[EXERCISE] Please give an exact printout of the records, without any pictures.

====== DATA LISTING ======

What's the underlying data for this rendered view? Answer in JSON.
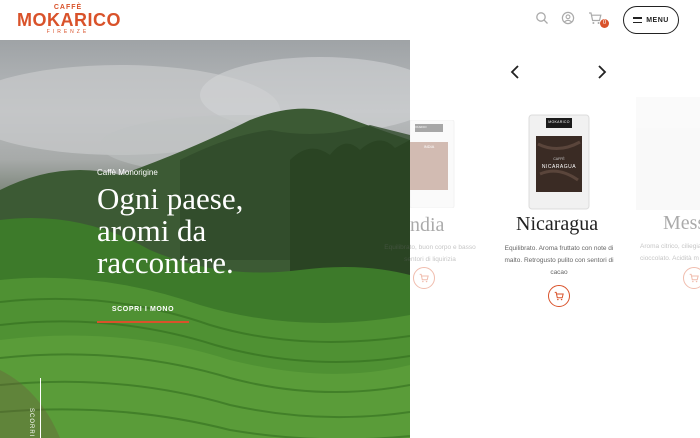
{
  "header": {
    "logo": {
      "top": "CAFFÈ",
      "main": "MOKARICO",
      "bottom": "FIRENZE"
    },
    "cart_count": "0",
    "menu_label": "MENU"
  },
  "hero": {
    "kicker": "Caffè Monorigine",
    "title_lines": [
      "Ogni paese,",
      "aromi da",
      "raccontare."
    ],
    "cta": "SCOPRI I MONO",
    "scroll_label": "SCORRI"
  },
  "carousel": {
    "products": [
      {
        "name": "India",
        "visible_name": "ndia",
        "desc_lines": [
          "Equilibrato, buon corpo e basso",
          "sentori di liquirizia"
        ],
        "bag_label": "INDIA",
        "bag_brand": "MOKARICO"
      },
      {
        "name": "Nicaragua",
        "desc_lines": [
          "Equilibrato. Aroma fruttato con note di",
          "malto. Retrogusto pulito con sentori di",
          "cacao"
        ],
        "bag_label": "NICARAGUA",
        "bag_brand": "MOKARICO",
        "bag_small": "CAFFÈ"
      },
      {
        "name": "Messico",
        "visible_name": "Mess",
        "desc_lines": [
          "Aroma citrico, ciliegia",
          "cioccolato. Acidità m"
        ]
      }
    ]
  },
  "colors": {
    "accent": "#d9522a",
    "text": "#222222"
  },
  "icons": [
    "search-icon",
    "user-icon",
    "cart-icon",
    "menu-icon",
    "chevron-left-icon",
    "chevron-right-icon"
  ]
}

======

[TASK ANSWER]
What's the underlying data for this rendered view? Answer in JSON.
{
  "header": {
    "logo": {
      "top": "CAFFÈ",
      "main": "MOKARICO",
      "bottom": "FIRENZE"
    },
    "cart_count": "0",
    "menu_label": "MENU"
  },
  "hero": {
    "kicker": "Caffè Monorigine",
    "title_lines": [
      "Ogni paese,",
      "aromi da",
      "raccontare."
    ],
    "cta": "SCOPRI I MONO",
    "scroll_label": "SCORRI"
  },
  "carousel": {
    "products": [
      {
        "name": "India",
        "visible_name": "ndia",
        "desc_lines": [
          "Equilibrato, buon corpo e basso",
          "sentori di liquirizia"
        ],
        "bag_label": "INDIA",
        "bag_brand": "MOKARICO"
      },
      {
        "name": "Nicaragua",
        "desc_lines": [
          "Equilibrato. Aroma fruttato con note di",
          "malto. Retrogusto pulito con sentori di",
          "cacao"
        ],
        "bag_label": "NICARAGUA",
        "bag_brand": "MOKARICO",
        "bag_small": "CAFFÈ"
      },
      {
        "name": "Messico",
        "visible_name": "Mess",
        "desc_lines": [
          "Aroma citrico, ciliegia",
          "cioccolato. Acidità m"
        ]
      }
    ]
  },
  "colors": {
    "accent": "#d9522a",
    "text": "#222222"
  },
  "icons": [
    "search-icon",
    "user-icon",
    "cart-icon",
    "menu-icon",
    "chevron-left-icon",
    "chevron-right-icon"
  ]
}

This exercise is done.